  2. This recipe looks great – very similar to what an Austrian friend used to make. So, I mixed the dough and it is really soft. I think the problem is the “juice of one lemon” which I think is too much liquid. So I mixed a second batch without the zest and juice and added it in. It’s still too soft to roll. I’m chilling it now but will add flour if it’s still too soft. For my reference, about how much liquid is meant by the “juice of one lemon”? I’d like to make a note. Thank you.

    1. I generally find the juice of one lemon is about 1/4 cup. You found it too soft either way with or without the flour? I can retest this recipe. I’m so sorry this comment got stuck and I just came across it. I know your cookies are long gone now.

      1. I followed the recipe exactly but there’s no way to roll out the dough it’s more of a spread.. I put it in the fridge to chill. Fingers crossed it works.

  3. These looks so delicious Sabrina!
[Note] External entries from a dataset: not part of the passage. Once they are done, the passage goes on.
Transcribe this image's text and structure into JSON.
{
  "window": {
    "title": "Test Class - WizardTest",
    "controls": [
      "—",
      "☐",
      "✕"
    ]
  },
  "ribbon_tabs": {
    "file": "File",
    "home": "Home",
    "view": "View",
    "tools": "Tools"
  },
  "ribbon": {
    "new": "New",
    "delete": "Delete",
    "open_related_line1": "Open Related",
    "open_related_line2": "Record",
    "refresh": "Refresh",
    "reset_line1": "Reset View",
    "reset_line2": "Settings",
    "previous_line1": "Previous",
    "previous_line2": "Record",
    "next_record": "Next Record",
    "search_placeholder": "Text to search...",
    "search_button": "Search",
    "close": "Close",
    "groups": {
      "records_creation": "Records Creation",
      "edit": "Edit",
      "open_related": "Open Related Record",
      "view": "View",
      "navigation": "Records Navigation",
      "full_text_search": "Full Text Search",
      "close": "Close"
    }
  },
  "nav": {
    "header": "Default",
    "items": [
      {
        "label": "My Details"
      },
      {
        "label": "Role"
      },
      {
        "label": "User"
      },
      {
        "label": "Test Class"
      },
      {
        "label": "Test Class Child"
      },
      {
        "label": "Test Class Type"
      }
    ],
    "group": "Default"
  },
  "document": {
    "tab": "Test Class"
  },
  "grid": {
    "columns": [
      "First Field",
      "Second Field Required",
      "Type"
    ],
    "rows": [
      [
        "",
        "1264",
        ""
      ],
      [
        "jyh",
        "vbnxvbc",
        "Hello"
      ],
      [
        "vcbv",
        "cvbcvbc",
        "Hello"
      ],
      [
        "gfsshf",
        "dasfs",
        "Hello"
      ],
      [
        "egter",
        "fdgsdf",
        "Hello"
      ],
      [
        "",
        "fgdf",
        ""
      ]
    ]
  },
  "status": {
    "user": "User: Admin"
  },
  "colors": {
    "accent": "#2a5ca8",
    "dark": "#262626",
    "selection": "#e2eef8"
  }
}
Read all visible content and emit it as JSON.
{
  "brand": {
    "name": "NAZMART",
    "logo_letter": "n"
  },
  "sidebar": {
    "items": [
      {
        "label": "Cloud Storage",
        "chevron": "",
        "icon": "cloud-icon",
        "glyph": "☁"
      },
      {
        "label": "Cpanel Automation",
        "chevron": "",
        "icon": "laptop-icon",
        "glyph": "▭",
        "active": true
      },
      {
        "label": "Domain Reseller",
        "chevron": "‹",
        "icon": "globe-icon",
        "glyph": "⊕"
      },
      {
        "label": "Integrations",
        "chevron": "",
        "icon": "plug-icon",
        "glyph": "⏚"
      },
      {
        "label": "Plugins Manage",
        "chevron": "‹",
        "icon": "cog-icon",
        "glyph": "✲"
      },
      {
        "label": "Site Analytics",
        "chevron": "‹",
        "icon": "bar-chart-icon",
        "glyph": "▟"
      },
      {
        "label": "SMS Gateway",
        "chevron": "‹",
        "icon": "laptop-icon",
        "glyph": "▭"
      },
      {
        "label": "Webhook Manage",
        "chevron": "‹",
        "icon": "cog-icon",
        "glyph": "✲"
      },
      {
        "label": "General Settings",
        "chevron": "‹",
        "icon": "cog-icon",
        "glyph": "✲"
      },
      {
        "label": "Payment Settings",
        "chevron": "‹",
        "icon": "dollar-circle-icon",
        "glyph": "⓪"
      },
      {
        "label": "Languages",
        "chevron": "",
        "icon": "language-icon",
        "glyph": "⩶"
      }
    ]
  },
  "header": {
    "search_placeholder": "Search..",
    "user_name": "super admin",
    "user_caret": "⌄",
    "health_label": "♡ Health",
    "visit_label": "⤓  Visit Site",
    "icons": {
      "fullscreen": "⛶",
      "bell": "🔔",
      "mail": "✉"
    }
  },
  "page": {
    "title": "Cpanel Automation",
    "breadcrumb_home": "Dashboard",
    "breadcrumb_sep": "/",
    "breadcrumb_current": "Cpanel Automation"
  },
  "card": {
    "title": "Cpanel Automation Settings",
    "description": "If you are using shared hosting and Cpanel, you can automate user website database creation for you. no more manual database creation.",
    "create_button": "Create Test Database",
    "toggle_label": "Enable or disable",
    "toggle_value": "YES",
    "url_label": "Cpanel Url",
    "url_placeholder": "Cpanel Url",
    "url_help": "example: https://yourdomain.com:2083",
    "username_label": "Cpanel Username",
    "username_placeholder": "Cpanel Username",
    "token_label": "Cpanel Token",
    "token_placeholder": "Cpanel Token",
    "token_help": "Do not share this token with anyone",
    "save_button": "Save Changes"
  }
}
I think my little girl would go crazy for these – I will be trying them!